» **EXERCISE REQUIREMENTS**: Search the data below, and report every line in which "javadoc" occurs.

» **Data items**:
_ _ _ _

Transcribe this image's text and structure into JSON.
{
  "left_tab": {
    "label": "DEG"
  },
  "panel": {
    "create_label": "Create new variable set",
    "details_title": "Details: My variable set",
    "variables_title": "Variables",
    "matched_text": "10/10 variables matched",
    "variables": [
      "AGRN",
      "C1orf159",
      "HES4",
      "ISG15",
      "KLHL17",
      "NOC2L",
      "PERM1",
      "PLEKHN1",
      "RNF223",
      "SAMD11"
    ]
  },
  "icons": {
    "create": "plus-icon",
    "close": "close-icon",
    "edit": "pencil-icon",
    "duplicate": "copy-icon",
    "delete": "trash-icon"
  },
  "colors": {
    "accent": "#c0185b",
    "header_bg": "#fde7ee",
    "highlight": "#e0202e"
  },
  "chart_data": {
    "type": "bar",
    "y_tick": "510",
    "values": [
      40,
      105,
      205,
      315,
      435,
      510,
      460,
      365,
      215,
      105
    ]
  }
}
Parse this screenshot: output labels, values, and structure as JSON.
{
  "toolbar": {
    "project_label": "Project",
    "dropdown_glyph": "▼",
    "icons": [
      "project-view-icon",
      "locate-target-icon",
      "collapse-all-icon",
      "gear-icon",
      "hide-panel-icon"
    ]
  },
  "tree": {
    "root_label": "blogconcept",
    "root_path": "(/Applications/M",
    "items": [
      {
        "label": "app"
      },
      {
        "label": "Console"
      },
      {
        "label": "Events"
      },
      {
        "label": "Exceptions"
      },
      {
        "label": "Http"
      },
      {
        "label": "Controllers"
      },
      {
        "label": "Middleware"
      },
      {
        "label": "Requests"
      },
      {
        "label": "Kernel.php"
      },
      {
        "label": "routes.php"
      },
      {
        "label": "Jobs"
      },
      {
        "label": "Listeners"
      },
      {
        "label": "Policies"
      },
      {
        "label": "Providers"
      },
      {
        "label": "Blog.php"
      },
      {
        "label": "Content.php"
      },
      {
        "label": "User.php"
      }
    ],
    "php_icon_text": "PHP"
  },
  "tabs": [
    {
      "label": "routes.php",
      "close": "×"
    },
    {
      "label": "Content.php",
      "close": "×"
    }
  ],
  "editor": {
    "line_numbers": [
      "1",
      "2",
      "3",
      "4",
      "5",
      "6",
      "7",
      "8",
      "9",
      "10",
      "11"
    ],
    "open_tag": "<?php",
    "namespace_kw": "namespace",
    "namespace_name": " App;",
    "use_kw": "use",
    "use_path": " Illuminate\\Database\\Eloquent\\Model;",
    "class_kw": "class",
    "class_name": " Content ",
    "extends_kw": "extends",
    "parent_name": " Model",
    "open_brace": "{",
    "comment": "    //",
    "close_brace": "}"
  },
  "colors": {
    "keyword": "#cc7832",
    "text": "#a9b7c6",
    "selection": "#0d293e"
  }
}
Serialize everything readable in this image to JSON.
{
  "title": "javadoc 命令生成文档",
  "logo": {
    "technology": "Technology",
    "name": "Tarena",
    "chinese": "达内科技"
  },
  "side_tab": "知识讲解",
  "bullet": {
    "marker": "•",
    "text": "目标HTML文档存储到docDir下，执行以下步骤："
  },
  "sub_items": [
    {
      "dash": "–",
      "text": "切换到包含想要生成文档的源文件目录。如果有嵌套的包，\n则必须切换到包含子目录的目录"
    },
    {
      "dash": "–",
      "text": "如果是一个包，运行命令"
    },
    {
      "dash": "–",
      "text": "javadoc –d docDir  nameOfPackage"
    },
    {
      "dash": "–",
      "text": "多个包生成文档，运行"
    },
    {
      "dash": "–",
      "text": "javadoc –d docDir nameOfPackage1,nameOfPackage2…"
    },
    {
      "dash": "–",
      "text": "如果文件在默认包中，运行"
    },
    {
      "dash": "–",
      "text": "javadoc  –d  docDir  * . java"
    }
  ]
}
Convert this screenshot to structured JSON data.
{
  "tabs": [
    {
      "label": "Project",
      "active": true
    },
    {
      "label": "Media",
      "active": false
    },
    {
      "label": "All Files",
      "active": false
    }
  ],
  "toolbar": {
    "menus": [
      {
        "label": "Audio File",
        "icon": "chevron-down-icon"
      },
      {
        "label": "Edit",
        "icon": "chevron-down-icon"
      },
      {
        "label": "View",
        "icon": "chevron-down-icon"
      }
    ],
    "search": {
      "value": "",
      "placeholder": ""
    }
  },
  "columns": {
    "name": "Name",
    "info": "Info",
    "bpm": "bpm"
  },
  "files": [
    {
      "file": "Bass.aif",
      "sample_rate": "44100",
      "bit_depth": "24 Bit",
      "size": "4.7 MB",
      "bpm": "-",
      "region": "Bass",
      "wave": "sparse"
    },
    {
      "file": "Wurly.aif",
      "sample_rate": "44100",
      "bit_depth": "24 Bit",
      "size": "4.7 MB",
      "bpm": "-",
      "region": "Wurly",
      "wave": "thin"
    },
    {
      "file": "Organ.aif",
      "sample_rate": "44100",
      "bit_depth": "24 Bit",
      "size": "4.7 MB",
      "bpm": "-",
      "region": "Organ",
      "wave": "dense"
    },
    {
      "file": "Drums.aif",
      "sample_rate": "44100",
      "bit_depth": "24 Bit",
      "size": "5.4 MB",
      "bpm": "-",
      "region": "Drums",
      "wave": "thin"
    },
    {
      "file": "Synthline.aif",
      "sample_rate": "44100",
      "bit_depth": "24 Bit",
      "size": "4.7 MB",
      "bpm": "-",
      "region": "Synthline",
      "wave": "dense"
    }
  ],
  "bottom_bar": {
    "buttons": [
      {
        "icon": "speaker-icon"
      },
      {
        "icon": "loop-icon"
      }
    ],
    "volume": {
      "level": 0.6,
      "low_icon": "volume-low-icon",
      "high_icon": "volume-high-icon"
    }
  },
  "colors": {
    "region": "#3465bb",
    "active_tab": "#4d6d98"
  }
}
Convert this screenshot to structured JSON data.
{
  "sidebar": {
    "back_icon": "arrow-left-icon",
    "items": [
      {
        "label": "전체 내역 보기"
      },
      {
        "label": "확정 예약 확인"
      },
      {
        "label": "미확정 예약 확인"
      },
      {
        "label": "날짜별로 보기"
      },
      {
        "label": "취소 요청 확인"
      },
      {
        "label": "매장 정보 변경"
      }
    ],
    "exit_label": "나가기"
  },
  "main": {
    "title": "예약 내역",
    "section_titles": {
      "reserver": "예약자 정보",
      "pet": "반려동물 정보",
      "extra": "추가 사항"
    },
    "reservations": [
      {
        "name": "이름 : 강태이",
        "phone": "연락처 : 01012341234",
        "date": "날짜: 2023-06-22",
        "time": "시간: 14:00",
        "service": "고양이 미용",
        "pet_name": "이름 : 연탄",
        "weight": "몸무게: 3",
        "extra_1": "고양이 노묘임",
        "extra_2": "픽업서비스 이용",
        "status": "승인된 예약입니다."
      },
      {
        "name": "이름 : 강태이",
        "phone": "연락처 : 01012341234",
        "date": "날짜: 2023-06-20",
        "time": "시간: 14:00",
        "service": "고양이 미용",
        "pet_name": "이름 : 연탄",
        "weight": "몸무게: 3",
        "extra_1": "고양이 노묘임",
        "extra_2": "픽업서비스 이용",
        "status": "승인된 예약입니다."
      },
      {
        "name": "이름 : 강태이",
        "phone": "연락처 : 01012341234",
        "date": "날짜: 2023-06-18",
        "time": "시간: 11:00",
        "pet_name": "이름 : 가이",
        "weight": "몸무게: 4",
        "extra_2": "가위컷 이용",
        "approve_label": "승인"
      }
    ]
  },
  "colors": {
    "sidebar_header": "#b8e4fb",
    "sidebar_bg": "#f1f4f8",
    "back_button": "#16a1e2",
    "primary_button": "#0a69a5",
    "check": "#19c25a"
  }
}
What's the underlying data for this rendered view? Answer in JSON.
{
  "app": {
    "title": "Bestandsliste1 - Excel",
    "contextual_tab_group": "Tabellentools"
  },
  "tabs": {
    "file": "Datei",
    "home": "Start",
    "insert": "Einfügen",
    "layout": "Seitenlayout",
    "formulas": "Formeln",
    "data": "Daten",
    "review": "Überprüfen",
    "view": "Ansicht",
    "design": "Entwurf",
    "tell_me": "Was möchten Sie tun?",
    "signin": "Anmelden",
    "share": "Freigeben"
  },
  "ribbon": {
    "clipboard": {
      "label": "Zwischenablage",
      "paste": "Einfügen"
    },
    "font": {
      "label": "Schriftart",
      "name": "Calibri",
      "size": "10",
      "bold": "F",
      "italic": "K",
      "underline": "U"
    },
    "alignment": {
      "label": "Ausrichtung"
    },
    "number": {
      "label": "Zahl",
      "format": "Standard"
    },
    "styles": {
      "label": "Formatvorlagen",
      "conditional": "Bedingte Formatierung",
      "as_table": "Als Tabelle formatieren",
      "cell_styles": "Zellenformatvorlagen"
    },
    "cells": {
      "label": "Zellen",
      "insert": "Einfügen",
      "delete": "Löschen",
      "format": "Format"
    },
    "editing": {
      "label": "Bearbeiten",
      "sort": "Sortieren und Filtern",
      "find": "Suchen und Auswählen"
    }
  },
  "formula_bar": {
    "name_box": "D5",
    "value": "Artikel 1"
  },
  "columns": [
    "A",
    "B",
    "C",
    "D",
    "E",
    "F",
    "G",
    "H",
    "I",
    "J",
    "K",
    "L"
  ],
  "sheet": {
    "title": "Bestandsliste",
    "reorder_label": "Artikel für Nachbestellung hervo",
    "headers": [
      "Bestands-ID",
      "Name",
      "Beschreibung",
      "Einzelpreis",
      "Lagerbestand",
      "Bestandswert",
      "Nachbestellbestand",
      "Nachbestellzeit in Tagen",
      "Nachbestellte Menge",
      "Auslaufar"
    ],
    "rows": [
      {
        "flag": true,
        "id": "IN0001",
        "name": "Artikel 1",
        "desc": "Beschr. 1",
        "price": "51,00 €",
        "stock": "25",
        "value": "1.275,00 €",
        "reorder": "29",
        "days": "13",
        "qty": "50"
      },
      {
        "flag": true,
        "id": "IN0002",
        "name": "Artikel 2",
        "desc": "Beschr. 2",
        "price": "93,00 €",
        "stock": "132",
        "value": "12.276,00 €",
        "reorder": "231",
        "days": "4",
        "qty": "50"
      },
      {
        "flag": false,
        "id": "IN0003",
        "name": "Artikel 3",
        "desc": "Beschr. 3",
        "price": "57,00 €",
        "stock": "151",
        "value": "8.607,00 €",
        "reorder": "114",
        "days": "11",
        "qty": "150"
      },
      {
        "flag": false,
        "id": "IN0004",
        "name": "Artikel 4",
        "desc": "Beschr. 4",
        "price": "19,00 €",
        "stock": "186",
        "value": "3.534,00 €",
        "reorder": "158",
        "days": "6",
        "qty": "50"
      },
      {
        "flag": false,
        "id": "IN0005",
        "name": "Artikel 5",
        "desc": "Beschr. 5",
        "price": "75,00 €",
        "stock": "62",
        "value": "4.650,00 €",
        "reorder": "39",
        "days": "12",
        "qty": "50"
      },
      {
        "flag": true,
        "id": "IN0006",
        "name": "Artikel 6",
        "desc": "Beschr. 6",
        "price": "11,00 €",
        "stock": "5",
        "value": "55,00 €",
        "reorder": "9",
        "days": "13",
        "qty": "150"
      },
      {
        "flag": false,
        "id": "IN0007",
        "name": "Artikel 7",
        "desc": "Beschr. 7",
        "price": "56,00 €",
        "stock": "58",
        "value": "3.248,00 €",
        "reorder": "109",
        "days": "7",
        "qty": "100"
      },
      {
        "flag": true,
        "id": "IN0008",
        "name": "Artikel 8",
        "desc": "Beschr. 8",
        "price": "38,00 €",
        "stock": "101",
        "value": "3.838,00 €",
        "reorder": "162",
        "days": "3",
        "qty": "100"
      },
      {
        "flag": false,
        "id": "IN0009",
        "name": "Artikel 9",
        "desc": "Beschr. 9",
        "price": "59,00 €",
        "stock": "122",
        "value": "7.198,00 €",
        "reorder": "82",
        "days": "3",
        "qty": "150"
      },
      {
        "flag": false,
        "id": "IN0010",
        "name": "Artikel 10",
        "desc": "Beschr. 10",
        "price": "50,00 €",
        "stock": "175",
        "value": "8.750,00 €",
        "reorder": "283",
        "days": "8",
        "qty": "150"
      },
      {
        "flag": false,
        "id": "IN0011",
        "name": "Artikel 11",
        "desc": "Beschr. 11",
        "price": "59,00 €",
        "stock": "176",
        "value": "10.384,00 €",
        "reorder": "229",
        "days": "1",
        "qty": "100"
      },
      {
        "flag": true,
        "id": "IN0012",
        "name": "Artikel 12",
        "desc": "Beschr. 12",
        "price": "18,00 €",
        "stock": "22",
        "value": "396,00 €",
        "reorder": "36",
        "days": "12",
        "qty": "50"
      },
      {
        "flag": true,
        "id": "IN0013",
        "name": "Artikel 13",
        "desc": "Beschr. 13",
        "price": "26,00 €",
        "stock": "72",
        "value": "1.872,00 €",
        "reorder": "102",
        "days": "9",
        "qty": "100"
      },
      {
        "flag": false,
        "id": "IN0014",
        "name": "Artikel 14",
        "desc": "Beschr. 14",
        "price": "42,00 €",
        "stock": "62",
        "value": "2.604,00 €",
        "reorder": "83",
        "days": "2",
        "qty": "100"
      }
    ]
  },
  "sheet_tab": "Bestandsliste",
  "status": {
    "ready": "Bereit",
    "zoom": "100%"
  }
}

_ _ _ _

» **RESPONSE**:
  "title": "javadoc 命令生成文档",
      "text": "javadoc –d docDir  nameOfPackage"
      "text": "javadoc –d docDir nameOfPackage1,nameOfPackage2…"
      "text": "javadoc  –d  docDir  * . java"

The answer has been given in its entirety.